_What to do_
Copy every line of the records below that holds the word "count".

—————

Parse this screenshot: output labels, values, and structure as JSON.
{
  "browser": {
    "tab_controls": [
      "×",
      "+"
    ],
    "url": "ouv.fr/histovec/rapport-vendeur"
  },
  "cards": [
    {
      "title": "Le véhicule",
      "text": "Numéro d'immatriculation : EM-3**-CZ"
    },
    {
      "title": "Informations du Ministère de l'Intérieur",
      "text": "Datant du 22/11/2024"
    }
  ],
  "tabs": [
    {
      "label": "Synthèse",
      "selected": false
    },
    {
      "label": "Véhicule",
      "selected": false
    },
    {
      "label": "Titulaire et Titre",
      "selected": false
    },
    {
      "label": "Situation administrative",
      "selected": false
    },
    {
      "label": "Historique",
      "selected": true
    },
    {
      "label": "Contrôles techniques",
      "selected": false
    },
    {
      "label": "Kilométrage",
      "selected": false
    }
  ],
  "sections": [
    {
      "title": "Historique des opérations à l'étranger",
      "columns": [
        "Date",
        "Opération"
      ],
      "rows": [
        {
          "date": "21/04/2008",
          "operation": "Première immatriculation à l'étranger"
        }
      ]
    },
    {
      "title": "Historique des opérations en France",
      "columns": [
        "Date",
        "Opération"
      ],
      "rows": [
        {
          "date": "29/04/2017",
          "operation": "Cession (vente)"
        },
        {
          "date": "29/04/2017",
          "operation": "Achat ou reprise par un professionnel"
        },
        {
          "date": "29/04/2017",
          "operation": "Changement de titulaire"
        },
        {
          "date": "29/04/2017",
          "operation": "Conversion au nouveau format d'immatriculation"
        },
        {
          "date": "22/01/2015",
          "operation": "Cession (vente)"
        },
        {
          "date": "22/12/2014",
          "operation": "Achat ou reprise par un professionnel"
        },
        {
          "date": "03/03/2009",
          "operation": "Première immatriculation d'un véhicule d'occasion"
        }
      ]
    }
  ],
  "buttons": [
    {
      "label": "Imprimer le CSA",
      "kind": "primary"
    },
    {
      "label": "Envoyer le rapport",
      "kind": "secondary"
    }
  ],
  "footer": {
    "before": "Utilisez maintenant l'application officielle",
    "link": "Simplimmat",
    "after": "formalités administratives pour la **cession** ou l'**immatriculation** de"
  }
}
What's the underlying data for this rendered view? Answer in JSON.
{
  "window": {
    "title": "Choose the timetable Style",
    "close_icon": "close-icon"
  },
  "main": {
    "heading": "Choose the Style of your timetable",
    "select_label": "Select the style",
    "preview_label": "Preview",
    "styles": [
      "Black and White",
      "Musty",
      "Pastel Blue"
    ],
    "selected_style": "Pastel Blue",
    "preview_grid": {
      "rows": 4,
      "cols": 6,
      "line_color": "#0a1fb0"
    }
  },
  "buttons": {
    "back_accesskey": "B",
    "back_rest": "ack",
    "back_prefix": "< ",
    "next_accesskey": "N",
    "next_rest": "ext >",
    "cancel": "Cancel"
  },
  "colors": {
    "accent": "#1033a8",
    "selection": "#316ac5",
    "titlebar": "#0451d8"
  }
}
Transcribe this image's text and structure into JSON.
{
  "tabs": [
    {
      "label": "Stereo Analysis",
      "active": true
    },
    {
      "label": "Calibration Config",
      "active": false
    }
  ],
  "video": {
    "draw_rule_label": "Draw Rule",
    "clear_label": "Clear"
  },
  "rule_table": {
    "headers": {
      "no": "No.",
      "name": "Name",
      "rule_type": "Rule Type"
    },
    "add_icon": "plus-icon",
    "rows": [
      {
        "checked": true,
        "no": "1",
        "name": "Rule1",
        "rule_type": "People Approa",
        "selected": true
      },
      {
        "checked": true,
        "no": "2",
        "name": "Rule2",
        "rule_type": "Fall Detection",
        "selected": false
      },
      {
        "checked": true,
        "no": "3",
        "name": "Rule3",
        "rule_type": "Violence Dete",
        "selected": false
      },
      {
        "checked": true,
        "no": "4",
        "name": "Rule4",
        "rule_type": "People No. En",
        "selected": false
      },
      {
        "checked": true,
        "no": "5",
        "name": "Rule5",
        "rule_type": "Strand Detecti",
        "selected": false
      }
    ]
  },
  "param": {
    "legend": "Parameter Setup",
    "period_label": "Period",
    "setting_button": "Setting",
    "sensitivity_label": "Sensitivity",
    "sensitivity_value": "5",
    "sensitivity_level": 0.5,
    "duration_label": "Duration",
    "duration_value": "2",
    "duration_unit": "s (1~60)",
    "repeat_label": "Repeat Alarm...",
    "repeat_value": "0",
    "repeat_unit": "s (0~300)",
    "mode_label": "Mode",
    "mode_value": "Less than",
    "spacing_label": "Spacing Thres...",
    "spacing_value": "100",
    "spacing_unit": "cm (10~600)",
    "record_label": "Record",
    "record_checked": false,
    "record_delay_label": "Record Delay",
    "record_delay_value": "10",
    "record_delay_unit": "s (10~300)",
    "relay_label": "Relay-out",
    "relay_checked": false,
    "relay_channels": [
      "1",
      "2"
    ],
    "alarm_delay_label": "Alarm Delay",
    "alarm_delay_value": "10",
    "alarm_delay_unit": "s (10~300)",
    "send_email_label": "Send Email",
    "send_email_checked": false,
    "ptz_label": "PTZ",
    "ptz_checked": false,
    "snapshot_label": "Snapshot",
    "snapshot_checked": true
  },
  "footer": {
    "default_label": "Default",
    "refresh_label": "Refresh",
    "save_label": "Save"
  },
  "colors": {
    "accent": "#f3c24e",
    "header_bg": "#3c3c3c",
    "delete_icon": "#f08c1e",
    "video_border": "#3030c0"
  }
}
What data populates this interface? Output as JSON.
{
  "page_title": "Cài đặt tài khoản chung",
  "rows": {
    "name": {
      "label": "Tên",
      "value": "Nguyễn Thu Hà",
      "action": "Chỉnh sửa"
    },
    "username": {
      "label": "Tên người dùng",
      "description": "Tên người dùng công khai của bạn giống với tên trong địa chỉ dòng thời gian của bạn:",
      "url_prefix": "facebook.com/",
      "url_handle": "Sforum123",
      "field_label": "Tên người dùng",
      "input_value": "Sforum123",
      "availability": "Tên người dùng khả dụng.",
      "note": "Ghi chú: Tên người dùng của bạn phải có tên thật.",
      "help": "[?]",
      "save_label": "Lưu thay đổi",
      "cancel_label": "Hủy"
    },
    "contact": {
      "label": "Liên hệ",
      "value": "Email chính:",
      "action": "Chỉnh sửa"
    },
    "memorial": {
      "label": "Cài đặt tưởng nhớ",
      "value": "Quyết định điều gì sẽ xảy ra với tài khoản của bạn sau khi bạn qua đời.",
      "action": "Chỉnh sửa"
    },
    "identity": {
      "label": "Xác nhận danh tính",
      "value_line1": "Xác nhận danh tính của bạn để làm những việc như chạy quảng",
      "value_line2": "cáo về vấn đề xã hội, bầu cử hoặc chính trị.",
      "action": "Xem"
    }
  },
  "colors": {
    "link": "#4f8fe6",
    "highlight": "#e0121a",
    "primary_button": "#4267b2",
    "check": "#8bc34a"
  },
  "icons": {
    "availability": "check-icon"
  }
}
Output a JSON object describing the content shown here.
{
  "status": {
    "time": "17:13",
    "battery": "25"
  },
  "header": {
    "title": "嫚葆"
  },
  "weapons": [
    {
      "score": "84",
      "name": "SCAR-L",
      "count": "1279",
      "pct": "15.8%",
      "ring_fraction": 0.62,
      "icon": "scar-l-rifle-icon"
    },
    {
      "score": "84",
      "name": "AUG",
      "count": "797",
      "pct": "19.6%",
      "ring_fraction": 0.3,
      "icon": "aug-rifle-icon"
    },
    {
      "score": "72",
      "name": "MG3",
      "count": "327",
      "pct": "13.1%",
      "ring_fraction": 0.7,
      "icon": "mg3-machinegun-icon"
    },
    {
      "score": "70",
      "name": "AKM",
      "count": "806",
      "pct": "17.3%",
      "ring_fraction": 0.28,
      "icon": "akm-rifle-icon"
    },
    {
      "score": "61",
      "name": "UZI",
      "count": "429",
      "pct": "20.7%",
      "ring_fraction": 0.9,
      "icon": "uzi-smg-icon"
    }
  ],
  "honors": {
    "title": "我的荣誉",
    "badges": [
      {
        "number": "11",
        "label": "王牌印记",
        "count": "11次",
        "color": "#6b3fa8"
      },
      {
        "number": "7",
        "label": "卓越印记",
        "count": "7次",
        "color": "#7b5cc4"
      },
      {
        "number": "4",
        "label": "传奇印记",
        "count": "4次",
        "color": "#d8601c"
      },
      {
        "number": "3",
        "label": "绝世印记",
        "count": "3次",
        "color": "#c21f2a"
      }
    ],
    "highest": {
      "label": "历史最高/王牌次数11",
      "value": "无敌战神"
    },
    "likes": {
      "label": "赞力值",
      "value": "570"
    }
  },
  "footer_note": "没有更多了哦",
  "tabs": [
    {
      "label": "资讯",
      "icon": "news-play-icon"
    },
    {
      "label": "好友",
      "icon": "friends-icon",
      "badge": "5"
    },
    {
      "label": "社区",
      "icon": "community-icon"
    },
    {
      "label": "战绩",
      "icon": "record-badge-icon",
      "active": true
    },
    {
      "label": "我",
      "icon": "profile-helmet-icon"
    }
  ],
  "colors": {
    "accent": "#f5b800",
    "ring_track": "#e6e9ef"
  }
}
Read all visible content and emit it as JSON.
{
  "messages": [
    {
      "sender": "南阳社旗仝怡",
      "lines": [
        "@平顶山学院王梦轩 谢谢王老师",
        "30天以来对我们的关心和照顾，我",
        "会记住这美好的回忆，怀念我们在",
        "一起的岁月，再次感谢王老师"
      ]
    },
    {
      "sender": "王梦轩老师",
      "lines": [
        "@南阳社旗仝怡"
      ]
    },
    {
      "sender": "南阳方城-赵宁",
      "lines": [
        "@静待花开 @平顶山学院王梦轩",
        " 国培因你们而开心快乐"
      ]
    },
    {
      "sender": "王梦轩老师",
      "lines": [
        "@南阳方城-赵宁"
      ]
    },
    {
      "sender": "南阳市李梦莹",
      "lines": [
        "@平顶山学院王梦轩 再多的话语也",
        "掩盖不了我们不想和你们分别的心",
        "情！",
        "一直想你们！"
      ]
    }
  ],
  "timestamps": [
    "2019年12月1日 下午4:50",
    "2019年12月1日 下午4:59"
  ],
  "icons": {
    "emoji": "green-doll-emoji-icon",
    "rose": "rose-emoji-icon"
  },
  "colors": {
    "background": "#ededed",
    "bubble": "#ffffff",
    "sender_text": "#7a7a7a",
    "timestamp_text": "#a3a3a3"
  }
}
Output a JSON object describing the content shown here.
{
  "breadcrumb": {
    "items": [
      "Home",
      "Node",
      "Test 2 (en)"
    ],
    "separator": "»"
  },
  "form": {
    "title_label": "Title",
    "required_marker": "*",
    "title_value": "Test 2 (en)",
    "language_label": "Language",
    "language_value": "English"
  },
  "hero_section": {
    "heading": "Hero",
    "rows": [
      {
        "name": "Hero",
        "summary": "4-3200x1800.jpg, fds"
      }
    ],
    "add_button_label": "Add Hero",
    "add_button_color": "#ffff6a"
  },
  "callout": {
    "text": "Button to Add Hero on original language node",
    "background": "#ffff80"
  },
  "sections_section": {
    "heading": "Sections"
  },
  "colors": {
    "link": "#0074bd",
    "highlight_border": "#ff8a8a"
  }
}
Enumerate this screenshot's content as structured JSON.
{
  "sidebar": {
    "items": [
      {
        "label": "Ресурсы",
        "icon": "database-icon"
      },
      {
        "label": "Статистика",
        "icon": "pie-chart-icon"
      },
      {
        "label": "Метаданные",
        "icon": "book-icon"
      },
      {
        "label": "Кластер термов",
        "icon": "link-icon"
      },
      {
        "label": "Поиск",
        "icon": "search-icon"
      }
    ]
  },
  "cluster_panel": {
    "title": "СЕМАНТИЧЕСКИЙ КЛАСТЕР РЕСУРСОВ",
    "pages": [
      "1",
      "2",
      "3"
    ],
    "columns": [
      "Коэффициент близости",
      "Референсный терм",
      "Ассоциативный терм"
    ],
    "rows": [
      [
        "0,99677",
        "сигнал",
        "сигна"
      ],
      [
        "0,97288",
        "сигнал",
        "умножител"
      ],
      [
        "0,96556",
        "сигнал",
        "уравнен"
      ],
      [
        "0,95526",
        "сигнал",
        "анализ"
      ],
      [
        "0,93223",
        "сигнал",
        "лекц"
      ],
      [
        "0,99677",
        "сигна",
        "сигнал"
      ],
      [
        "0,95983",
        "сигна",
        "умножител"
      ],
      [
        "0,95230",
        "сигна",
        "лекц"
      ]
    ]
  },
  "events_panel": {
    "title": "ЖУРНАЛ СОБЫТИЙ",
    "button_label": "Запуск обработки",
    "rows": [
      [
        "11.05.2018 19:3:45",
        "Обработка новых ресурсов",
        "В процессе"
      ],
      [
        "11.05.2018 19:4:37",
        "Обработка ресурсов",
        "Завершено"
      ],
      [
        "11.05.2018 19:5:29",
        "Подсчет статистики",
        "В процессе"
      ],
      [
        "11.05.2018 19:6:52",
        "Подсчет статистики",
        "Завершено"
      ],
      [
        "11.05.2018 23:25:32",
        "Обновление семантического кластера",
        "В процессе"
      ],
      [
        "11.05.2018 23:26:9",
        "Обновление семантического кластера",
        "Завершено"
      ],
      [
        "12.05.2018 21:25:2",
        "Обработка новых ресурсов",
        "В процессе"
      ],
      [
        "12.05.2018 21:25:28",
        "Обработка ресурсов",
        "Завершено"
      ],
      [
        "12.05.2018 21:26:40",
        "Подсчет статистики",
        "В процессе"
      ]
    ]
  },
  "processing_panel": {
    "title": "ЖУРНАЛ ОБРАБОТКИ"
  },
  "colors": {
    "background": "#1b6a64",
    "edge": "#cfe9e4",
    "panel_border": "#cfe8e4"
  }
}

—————

_Output for this exercise_
      "count": "1279",
      "count": "797",
      "count": "327",
      "count": "806",
      "count": "429",
        "count": "11次",
        "count": "7次",
        "count": "4次",
        "count": "3次",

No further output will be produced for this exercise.